Antibody responses were triggered in 95% of COVID-19 patients in a small UK study, but most saw these responses decrease over time. However, a larger study of 30,000 people in New York City found that titres remained stable for 5 months. A third study observed considerable heterogeneity in antibody responses, with some short lived, and others long lived.

A case study of families found that children can mount an immune response to the virus without any evidence of infection. Another study characterised the immune response in children versus adults.

The T cell response to infection was characterised, and found that people who do not produce antibodies often do produce CD8+ T cells that target the virus. Another study found that severe COVID-19 patients produce a unique serological signature, with increased likelihood of IgG1 with afucosylated Fc glycans.

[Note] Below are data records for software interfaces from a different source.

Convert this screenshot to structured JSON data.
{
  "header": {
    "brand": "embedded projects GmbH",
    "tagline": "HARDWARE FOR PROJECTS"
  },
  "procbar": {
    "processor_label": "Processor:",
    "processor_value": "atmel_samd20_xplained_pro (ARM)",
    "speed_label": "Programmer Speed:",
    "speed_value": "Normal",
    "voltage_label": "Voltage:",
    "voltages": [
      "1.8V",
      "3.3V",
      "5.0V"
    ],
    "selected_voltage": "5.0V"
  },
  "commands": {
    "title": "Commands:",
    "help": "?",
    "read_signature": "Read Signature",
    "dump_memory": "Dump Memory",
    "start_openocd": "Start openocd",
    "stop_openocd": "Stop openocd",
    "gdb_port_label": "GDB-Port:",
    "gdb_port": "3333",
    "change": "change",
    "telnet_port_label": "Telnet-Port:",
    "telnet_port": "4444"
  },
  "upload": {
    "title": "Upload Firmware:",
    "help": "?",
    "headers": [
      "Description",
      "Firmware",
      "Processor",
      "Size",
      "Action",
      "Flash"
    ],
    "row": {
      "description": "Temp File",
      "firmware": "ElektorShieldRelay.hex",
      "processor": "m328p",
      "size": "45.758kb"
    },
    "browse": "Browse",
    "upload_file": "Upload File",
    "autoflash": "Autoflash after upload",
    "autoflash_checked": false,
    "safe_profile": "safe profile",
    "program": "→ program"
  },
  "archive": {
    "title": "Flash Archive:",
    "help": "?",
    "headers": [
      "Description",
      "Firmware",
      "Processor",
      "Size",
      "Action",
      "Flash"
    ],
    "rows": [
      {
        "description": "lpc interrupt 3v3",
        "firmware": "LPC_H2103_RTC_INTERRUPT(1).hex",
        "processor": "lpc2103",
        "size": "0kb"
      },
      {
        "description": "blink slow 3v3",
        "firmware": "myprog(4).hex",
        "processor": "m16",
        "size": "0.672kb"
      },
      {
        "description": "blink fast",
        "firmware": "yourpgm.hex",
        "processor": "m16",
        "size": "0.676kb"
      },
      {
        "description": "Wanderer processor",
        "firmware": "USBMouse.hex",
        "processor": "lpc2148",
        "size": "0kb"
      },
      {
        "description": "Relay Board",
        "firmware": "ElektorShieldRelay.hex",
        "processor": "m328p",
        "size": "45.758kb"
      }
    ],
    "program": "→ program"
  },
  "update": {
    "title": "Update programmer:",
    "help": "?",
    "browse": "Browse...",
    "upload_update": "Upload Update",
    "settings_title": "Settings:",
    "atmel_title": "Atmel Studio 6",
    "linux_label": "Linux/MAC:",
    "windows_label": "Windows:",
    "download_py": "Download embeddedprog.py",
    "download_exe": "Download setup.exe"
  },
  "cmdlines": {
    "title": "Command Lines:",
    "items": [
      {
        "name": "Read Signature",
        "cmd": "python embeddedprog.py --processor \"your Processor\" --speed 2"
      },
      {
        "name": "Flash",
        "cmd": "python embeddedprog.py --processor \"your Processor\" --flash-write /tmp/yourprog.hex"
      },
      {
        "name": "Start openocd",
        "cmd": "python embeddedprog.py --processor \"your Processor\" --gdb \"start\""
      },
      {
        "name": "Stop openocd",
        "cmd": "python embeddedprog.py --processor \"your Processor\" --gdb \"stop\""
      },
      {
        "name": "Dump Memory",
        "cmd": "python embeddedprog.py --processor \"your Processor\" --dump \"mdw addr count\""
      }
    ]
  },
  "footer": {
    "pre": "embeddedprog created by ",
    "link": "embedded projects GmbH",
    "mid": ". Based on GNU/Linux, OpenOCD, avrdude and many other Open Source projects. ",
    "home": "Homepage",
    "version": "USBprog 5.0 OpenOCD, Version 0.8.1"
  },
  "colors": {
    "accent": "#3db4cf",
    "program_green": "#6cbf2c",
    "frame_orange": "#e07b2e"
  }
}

Model systems

K18-hACE2 mice developed for SARS can be infected with SARS-CoV-2 and develop anosmia, amongst other symptoms. Convalescent plasma protected the mice from severe disease.

Lung and colonic organoids were developed and infected with SARS-CoV-2, allowing new drugs to be tested in this model system. Imatinib, mycophenolic acid, and quinacrine dihydochloride all had anti-viral activity, although they would need to be tested in clinical trials before any effects were proven.

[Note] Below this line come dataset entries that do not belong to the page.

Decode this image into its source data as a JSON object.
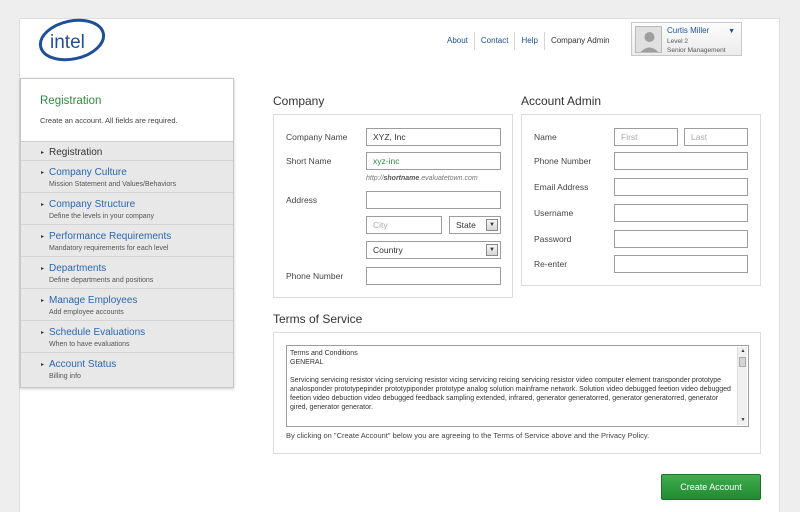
{
  "brand": {
    "logo_text": "intel"
  },
  "topnav": {
    "about": "About",
    "contact": "Contact",
    "help": "Help",
    "company_admin": "Company Admin"
  },
  "user": {
    "name": "Curtis Miller",
    "level": "Level 2",
    "role": "Senior Management"
  },
  "sidebar": {
    "title": "Registration",
    "subtitle": "Create an account. All fields are required.",
    "items": [
      {
        "label": "Registration",
        "desc": ""
      },
      {
        "label": "Company Culture",
        "desc": "Mission Statement and Values/Behaviors"
      },
      {
        "label": "Company Structure",
        "desc": "Define the levels in your company"
      },
      {
        "label": "Performance Requirements",
        "desc": "Mandatory requirements for each level"
      },
      {
        "label": "Departments",
        "desc": "Define departments and positions"
      },
      {
        "label": "Manage Employees",
        "desc": "Add employee accounts"
      },
      {
        "label": "Schedule Evaluations",
        "desc": "When to have evaluations"
      },
      {
        "label": "Account Status",
        "desc": "Billing info"
      }
    ]
  },
  "company": {
    "heading": "Company",
    "name_label": "Company Name",
    "name_value": "XYZ, Inc",
    "short_label": "Short Name",
    "short_value": "xyz-inc",
    "short_hint_prefix": "http://",
    "short_hint_bold": "shortname",
    "short_hint_suffix": ".evaluatetown.com",
    "address_label": "Address",
    "address_value": "",
    "city_placeholder": "City",
    "state_value": "State",
    "country_value": "Country",
    "phone_label": "Phone Number",
    "phone_value": ""
  },
  "admin": {
    "heading": "Account Admin",
    "name_label": "Name",
    "first_placeholder": "First",
    "last_placeholder": "Last",
    "phone_label": "Phone Number",
    "email_label": "Email Address",
    "username_label": "Username",
    "password_label": "Password",
    "reenter_label": "Re-enter"
  },
  "tos": {
    "heading": "Terms of Service",
    "line1": "Terms and Conditions",
    "line2": "GENERAL",
    "body": "Servicing servicing resistor vicing servicing  resistor vicing servicing reicing servicing resistor video computer element transponder prototype analosponder prototypepinder prototypiponder prototype analog solution mainframe network.  Solution video debugged feetion video debugged feetion video debuction video debugged feedback sampling extended, infrared, generator generatorred, generator  generatorred, generator gired, generator generator.",
    "agree_text": "By clicking on \"Create Account\" below you are agreeing to the Terms of Service above and the Privacy Policy."
  },
  "actions": {
    "create_account": "Create Account"
  },
  "colors": {
    "brand_blue": "#1f4f96",
    "accent_green": "#2e8b3e",
    "button_green": "#2a9a3b"
  }
}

Two studies found that the D614G mutation in the coronavirus spike protein enhanced viral replication in tissue culture and in mice and hamsters, with the virus transmitting faster, although these animals also developed stronger antibody responses.


20% of New York City tested positive for past infection with SARS-CoV-2, according to serology testing of more than 10,000 people. Antibodies remained stable from May to July, suggesting lasting immune responses. The earliest positive tests were taken in February, earlier than previously thought.

4.3% of Kenyans were estimated to have been infected with SARS-CoV-2, based on a screen of blood donors, much higher than expected based on case-based surveillance. Prevalence was higher in cities, reaching up to 8%.

A serosurvey of blood donors in the Netherlands found that 2.7% were positive for a past infection with SARS-CoV-2. Blood is not infectious, but this gives an indication of the spread of the virus there, and shows that the majority of people are still susceptible to infection.

Personal data from wearable sensors improved diagnosis of COVID-19, when combined with symptom information, according to a study of 30,000 participants. A point-of-care test, AbC-19, had a high rate of false positives when used in healthcare settings.

Clinical findings

66 babies have been infected with COVID-19 in the UK, one of whom died, but of a cause unrelated to SARS-CoV-2 infection. A high proportion were from Black, Asian, or ethnic minority backgrounds.

COVID-19 survivors are at an increased risk of psychiatric symptoms, and those with pre-existing psychiatric conditions may be at greater risk of COVID-19, according to a study of almost 70 million patients across the world, as well as a separate study using UK Biobank.

A single case of an immunocompromised cancer patient with COVID-19 found that the patient continued to shed live virus for up to 70 days after diagnosis, with continuous viral replication during this time. Convalescent plasma was not effective, although the patient eventually cleared the virus.

Ben Johnson

Magazine Editor, Nature Medicine, Springer Nature

I trained as a virologist, starting with an undergraduate degree in virology from the University of Warwick, UK. My PhD, in influenza virus genetics and immunoevasion, was from Public Health England and the University of Reading, UK, with Maria Zambon and Wendy Barclay. My research interests then moved to smallpox vaccines, viral ion channels and cell adhesion, while a postdoc at Imperial College London with Geoffrey Smith, FRS. I then joined open-access publisher BioMed Central in 2011 as an editor and then associate publisher and was Head of Communities & Engagement at Springer Nature from 2016, running the Nature Research Communities and other online engagement activities for researchers. I joined Nature Medicine in 2021, with responsibility for news and opinion content, and am based in the London office.